What are uterine fibroids?
Uterine fibroids are noncancerous growths that develop in the uterus. They may also be referred to as myoma, leiomyoma, leiomyomata, and fibromyoma.
These benign tumors develop from normal uterus muscle cells that start growing abnormally. Fibroids can vary in size ranging from microscopic to several inches. There are several different types of fibroids and it’s not unusual to have more than one type.
Some fibroids don’t produce any symptoms at all, while others can cause debilitating cramps, heavy bleeding, bloating, painful sex or a variety of other unpleasant symptoms. And, while it’s common to have multiple fibroid tumors, it’s often unclear which fibroid is causing the symptoms.

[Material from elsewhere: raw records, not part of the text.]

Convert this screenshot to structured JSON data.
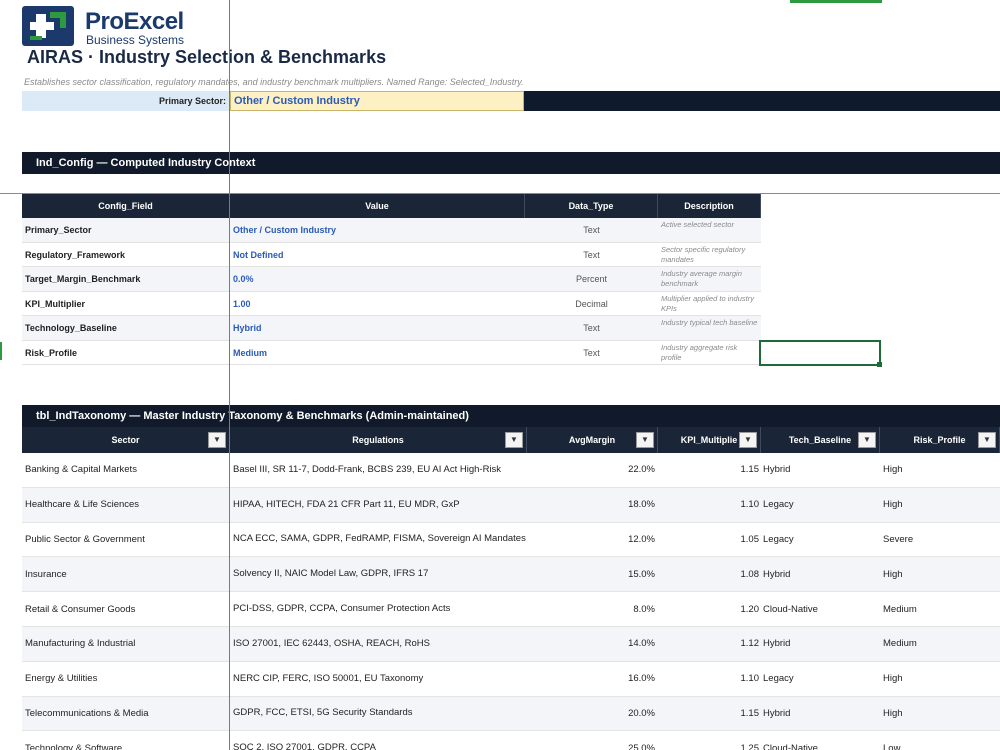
{
  "brand": {
    "name": "ProExcel",
    "tagline": "Business Systems",
    "colors": {
      "navy": "#1b3a6b",
      "green": "#2e9a3f",
      "header_dark": "#1a2638"
    }
  },
  "page": {
    "title": "AIRAS · Industry Selection & Benchmarks",
    "subtitle": "Establishes sector classification, regulatory mandates, and industry benchmark multipliers. Named Range: Selected_Industry."
  },
  "primary_sector": {
    "label": "Primary Sector:",
    "value": "Other / Custom Industry"
  },
  "config_section": {
    "title": "Ind_Config — Computed Industry Context",
    "headers": [
      "Config_Field",
      "Value",
      "Data_Type",
      "Description"
    ],
    "rows": [
      {
        "field": "Primary_Sector",
        "value": "Other / Custom Industry",
        "type": "Text",
        "desc": "Active selected sector"
      },
      {
        "field": "Regulatory_Framework",
        "value": "Not Defined",
        "type": "Text",
        "desc": "Sector specific regulatory mandates"
      },
      {
        "field": "Target_Margin_Benchmark",
        "value": "0.0%",
        "type": "Percent",
        "desc": "Industry average margin benchmark"
      },
      {
        "field": "KPI_Multiplier",
        "value": "1.00",
        "type": "Decimal",
        "desc": "Multiplier applied to industry KPIs"
      },
      {
        "field": "Technology_Baseline",
        "value": "Hybrid",
        "type": "Text",
        "desc": "Industry typical tech baseline"
      },
      {
        "field": "Risk_Profile",
        "value": "Medium",
        "type": "Text",
        "desc": "Industry aggregate risk profile"
      }
    ]
  },
  "taxonomy_section": {
    "title": "tbl_IndTaxonomy — Master Industry Taxonomy & Benchmarks (Admin-maintained)",
    "headers": [
      "Sector",
      "Regulations",
      "AvgMargin",
      "KPI_Multiplie",
      "Tech_Baseline",
      "Risk_Profile"
    ],
    "filter_icon": "dropdown-arrow-icon",
    "rows": [
      {
        "sector": "Banking & Capital Markets",
        "regs": "Basel III, SR 11-7, Dodd-Frank, BCBS 239, EU AI Act High-Risk",
        "margin": "22.0%",
        "kpi": "1.15",
        "tech": "Hybrid",
        "risk": "High"
      },
      {
        "sector": "Healthcare & Life Sciences",
        "regs": "HIPAA, HITECH, FDA 21 CFR Part 11, EU MDR, GxP",
        "margin": "18.0%",
        "kpi": "1.10",
        "tech": "Legacy",
        "risk": "High"
      },
      {
        "sector": "Public Sector & Government",
        "regs": "NCA ECC, SAMA, GDPR, FedRAMP, FISMA, Sovereign AI Mandates",
        "margin": "12.0%",
        "kpi": "1.05",
        "tech": "Legacy",
        "risk": "Severe"
      },
      {
        "sector": "Insurance",
        "regs": "Solvency II, NAIC Model Law, GDPR, IFRS 17",
        "margin": "15.0%",
        "kpi": "1.08",
        "tech": "Hybrid",
        "risk": "High"
      },
      {
        "sector": "Retail & Consumer Goods",
        "regs": "PCI-DSS, GDPR, CCPA, Consumer Protection Acts",
        "margin": "8.0%",
        "kpi": "1.20",
        "tech": "Cloud-Native",
        "risk": "Medium"
      },
      {
        "sector": "Manufacturing & Industrial",
        "regs": "ISO 27001, IEC 62443, OSHA, REACH, RoHS",
        "margin": "14.0%",
        "kpi": "1.12",
        "tech": "Hybrid",
        "risk": "Medium"
      },
      {
        "sector": "Energy & Utilities",
        "regs": "NERC CIP, FERC, ISO 50001, EU Taxonomy",
        "margin": "16.0%",
        "kpi": "1.10",
        "tech": "Legacy",
        "risk": "High"
      },
      {
        "sector": "Telecommunications & Media",
        "regs": "GDPR, FCC, ETSI, 5G Security Standards",
        "margin": "20.0%",
        "kpi": "1.15",
        "tech": "Hybrid",
        "risk": "High"
      },
      {
        "sector": "Technology & Software",
        "regs": "SOC 2, ISO 27001, GDPR, CCPA",
        "margin": "25.0%",
        "kpi": "1.25",
        "tech": "Cloud-Native",
        "risk": "Low"
      }
    ]
  }
}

Dealing with fibroids can be disruptive to daily life, and many women report that their symptoms adversely affect their overall mood and sense of well-being.
There are a number of fibroid treatment options available. VIVA EVE specializes in a minimally-invasive treatment called uterine fibroid embolization, or UFE.
What is adenomyosis?
Adenomyosis is a non-cancerous condition in which the lining cells of the uterus grow directly into the muscle wall of the uterus. When the lining cells of the uterus bleed during the menstrual period, these misplaced cells in the muscle wall bleed as well, and the blood seepage causes pain.
As blood accumulates in the muscle wall, the surrounding muscle swells and forms fibrous tissue in response to the irritation. This swollen area within the uterine muscle wall – called an adenomyoma – feels very much like a fibroid during a medical examination and is often confused with a fibroid on a sonogram.
Fewer patients are diagnosed with adenomyosis than with fibroids. Patients with adenomyosis usually complain more about the pain than the bleeding while, typically, in patients with fibroids the bleeding is worse than the pain. Of course, the only way to be sure is to get a proper diagnosis is by a doctor who is familiar with fibroids and adenomyosis.
Like fibroids, adenomyosis can be successfully treated with UFE.